The days of having to be more of a computer programmer than an artist are over. “What I find very exciting about the time and place we’re at with visual effects right now is that technology has become a much more malleable form,” enthuses Dan Glass. “As for what the future holds for him, Glass states, “I’m continuing my partnership with Terrence Malick [The Tree of Life] which is a fantastic relationship; I consider him to be a great friend as well. And I will also continue to work with some other filmmakers that I’ve been close to, most notably The Wachowski Brothers; we’ve been developing tests and are working on some things now.”
Many thanks to Dan Glass for taking the time out of his busy schedule for this interview.
Halo Reach: Deliver Hope:
Check out fxguide for an interview with Dan Glass about the making of the Halo Reach commercial.
For more from Dan Glass, check out Vision Quest: The Making of The Tree of Life.
Vision Quest: The Tree of Life & The Big Lie
Visit the official website for The Tree of Life.

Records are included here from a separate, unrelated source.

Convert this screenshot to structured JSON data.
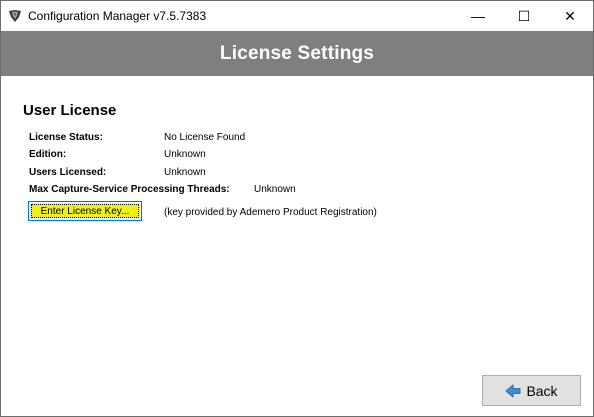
{
  "window": {
    "title": "Configuration Manager v7.5.7383",
    "minimize_glyph": "—",
    "maximize_glyph": "☐",
    "close_glyph": "✕"
  },
  "banner": {
    "title": "License Settings",
    "background_color": "#7f7f7f"
  },
  "user_license": {
    "heading": "User License",
    "fields": [
      {
        "label": "License Status:",
        "value": "No License Found"
      },
      {
        "label": "Edition:",
        "value": "Unknown"
      },
      {
        "label": "Users Licensed:",
        "value": "Unknown"
      },
      {
        "label": "Max Capture-Service Processing Threads:",
        "value": "Unknown"
      }
    ],
    "enter_key_button": {
      "label": "Enter License Key...",
      "highlight_color": "#f2f01a"
    },
    "key_hint": "(key provided by Ademero Product Registration)"
  },
  "footer": {
    "back_button": {
      "label": "Back",
      "icon": "back-arrow-icon"
    }
  }
}
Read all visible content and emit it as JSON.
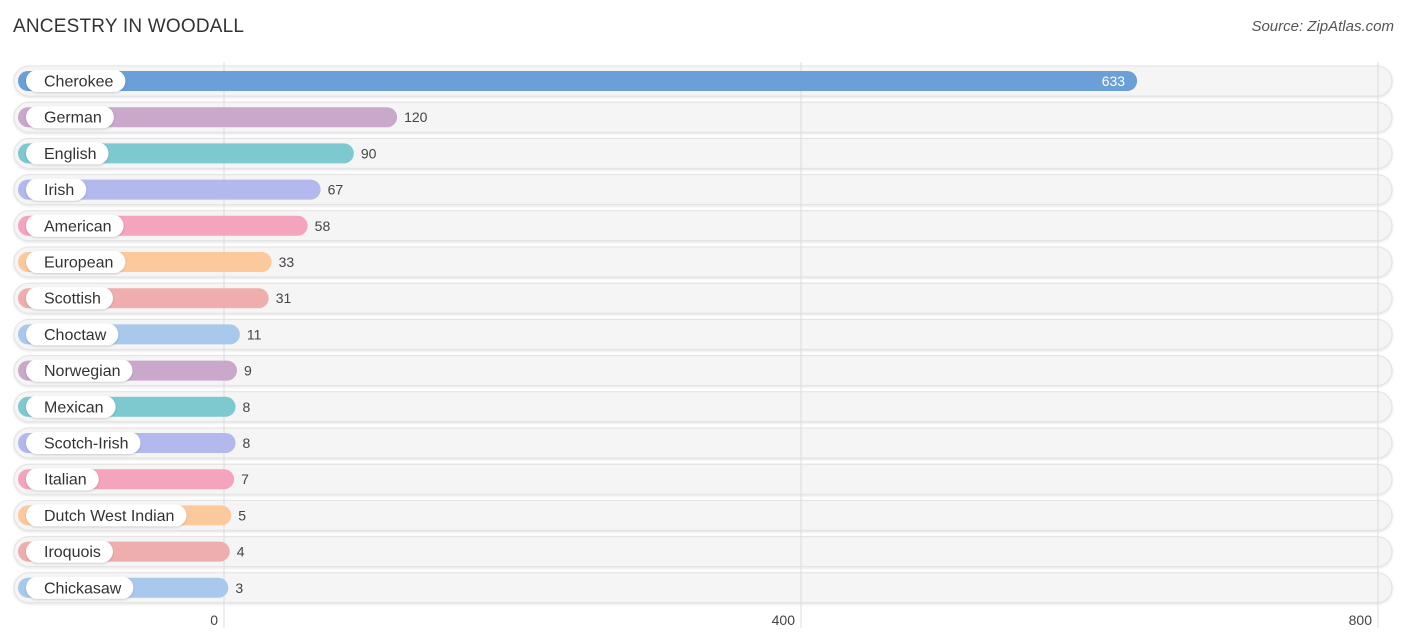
{
  "header": {
    "title": "ANCESTRY IN WOODALL",
    "source": "Source: ZipAtlas.com"
  },
  "chart_data": {
    "type": "bar",
    "orientation": "horizontal",
    "title": "ANCESTRY IN WOODALL",
    "xlabel": "",
    "ylabel": "",
    "xlim": [
      0,
      800
    ],
    "x_ticks": [
      0,
      400,
      800
    ],
    "x_tick_labels": [
      "0",
      "400",
      "800"
    ],
    "grid": true,
    "legend": "none",
    "categories": [
      "Cherokee",
      "German",
      "English",
      "Irish",
      "American",
      "European",
      "Scottish",
      "Choctaw",
      "Norwegian",
      "Mexican",
      "Scotch-Irish",
      "Italian",
      "Dutch West Indian",
      "Iroquois",
      "Chickasaw"
    ],
    "values": [
      633,
      120,
      90,
      67,
      58,
      33,
      31,
      11,
      9,
      8,
      8,
      7,
      5,
      4,
      3
    ],
    "value_labels": [
      "633",
      "120",
      "90",
      "67",
      "58",
      "33",
      "31",
      "11",
      "9",
      "8",
      "8",
      "7",
      "5",
      "4",
      "3"
    ],
    "colors": [
      "#6a9fd8",
      "#c9a8cc",
      "#7ec8cf",
      "#b3b9ec",
      "#f4a4bc",
      "#fbc99c",
      "#efaeae",
      "#a8c8ec",
      "#c9a8cc",
      "#7ec8cf",
      "#b3b9ec",
      "#f4a4bc",
      "#fbc99c",
      "#efaeae",
      "#a8c8ec"
    ]
  }
}
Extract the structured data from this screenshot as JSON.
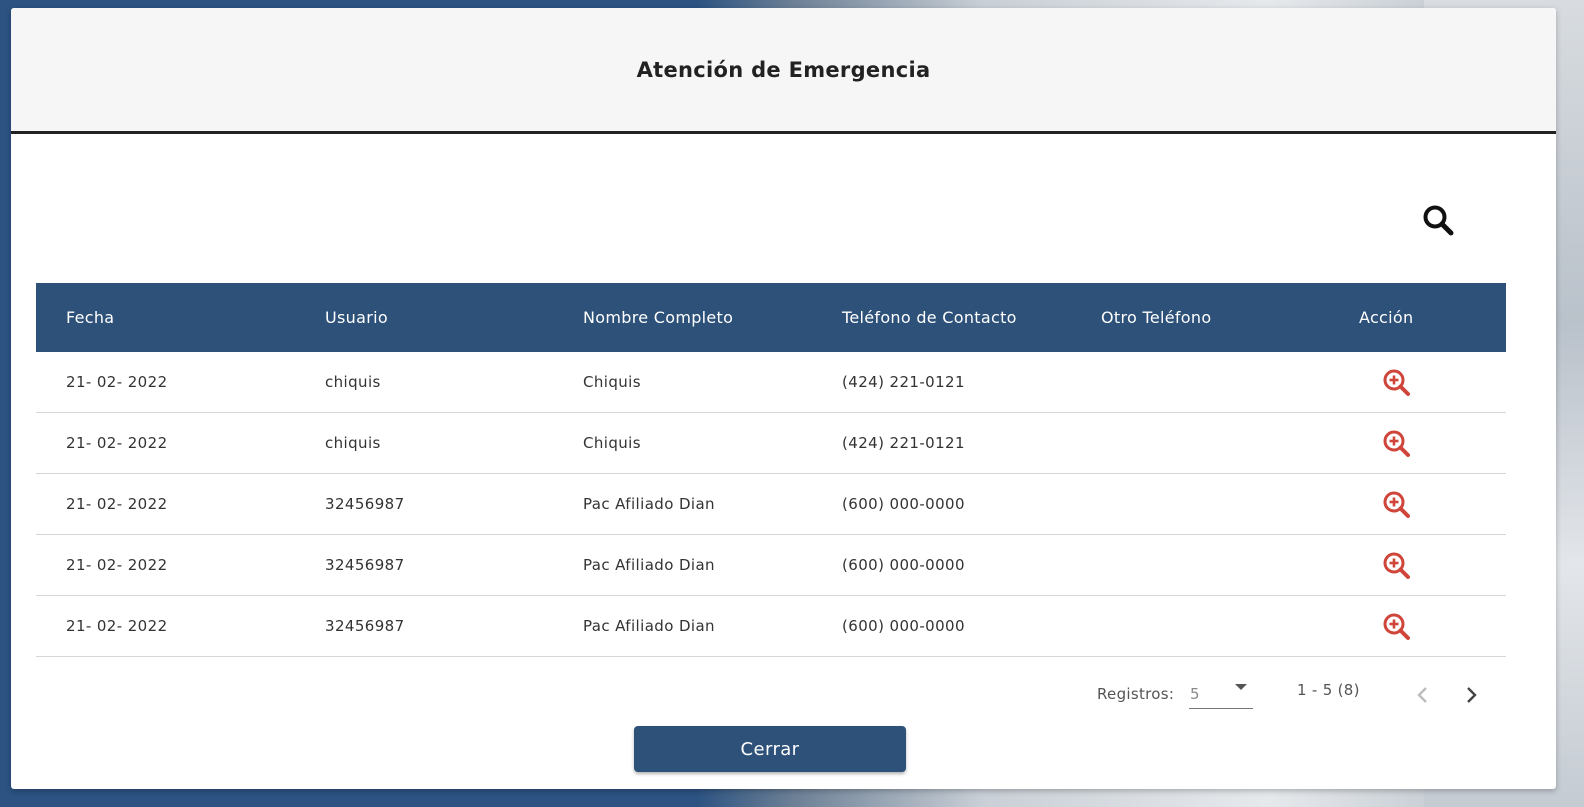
{
  "dialog": {
    "title": "Atención de Emergencia"
  },
  "search": {
    "icon": "search-icon"
  },
  "table": {
    "headers": [
      "Fecha",
      "Usuario",
      "Nombre Completo",
      "Teléfono de Contacto",
      "Otro Teléfono",
      "Acción"
    ],
    "rows": [
      {
        "fecha": "21- 02- 2022",
        "usuario": "chiquis",
        "nombre": "Chiquis",
        "telefono": "(424) 221-0121",
        "otro": "",
        "accion_icon": "zoom-in-icon"
      },
      {
        "fecha": "21- 02- 2022",
        "usuario": "chiquis",
        "nombre": "Chiquis",
        "telefono": "(424) 221-0121",
        "otro": "",
        "accion_icon": "zoom-in-icon"
      },
      {
        "fecha": "21- 02- 2022",
        "usuario": "32456987",
        "nombre": "Pac Afiliado Dian",
        "telefono": "(600) 000-0000",
        "otro": "",
        "accion_icon": "zoom-in-icon"
      },
      {
        "fecha": "21- 02- 2022",
        "usuario": "32456987",
        "nombre": "Pac Afiliado Dian",
        "telefono": "(600) 000-0000",
        "otro": "",
        "accion_icon": "zoom-in-icon"
      },
      {
        "fecha": "21- 02- 2022",
        "usuario": "32456987",
        "nombre": "Pac Afiliado Dian",
        "telefono": "(600) 000-0000",
        "otro": "",
        "accion_icon": "zoom-in-icon"
      }
    ]
  },
  "paginator": {
    "registros_label": "Registros:",
    "page_size": "5",
    "range_label": "1 - 5 (8)"
  },
  "buttons": {
    "close_label": "Cerrar"
  },
  "colors": {
    "primary": "#2d5179",
    "action_icon": "#d0453a",
    "header_bg": "#f6f6f6"
  }
}
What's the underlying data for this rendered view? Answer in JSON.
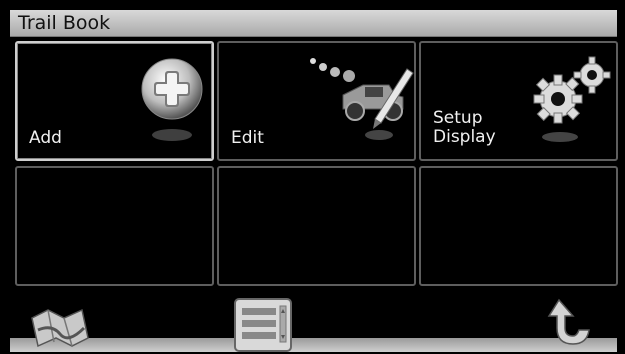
{
  "window": {
    "title": "Trail Book"
  },
  "tiles": [
    {
      "lines": [
        "Add"
      ],
      "icon": "add-plus-icon"
    },
    {
      "lines": [
        "Edit"
      ],
      "icon": "truck-pencil-icon"
    },
    {
      "lines": [
        "Setup",
        "Display"
      ],
      "icon": "gears-icon"
    },
    {
      "lines": []
    },
    {
      "lines": []
    },
    {
      "lines": []
    }
  ],
  "bottom_bar": {
    "left_icon": "map-icon",
    "center_icon": "list-menu-icon",
    "right_icon": "back-arrow-icon"
  },
  "colors": {
    "title_bar": "#c8c8c8",
    "background": "#000000",
    "tile_border": "#5e5e5e"
  }
}
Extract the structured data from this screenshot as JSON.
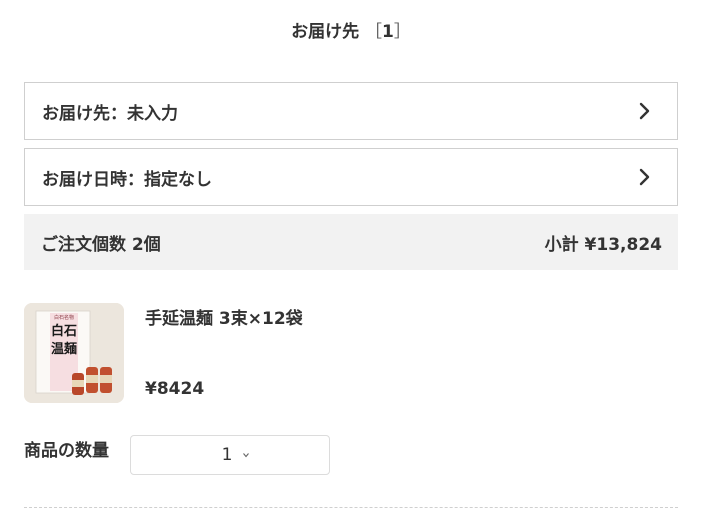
{
  "section": {
    "title": "お届け先",
    "open_bracket": "［",
    "count": "1",
    "close_bracket": "］"
  },
  "delivery_address": {
    "label": "お届け先：未入力",
    "icon": "chevron-right-icon"
  },
  "delivery_datetime": {
    "label": "お届け日時：指定なし",
    "icon": "chevron-right-icon"
  },
  "summary": {
    "order_count": "ご注文個数 2個",
    "subtotal": "小計 ¥13,824"
  },
  "product": {
    "name": "手延温麺 3束×12袋",
    "price": "¥8424",
    "image_text": "白石温麺",
    "image_alt": "product-image"
  },
  "quantity": {
    "label": "商品の数量",
    "selected": "1",
    "icon": "chevron-down-icon"
  },
  "colors": {
    "text": "#333333",
    "border": "#cfcfcf",
    "summary_bg": "#f2f2f2"
  }
}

Trevor Hogg is a freelance video editor and writer who currently resides in Canada.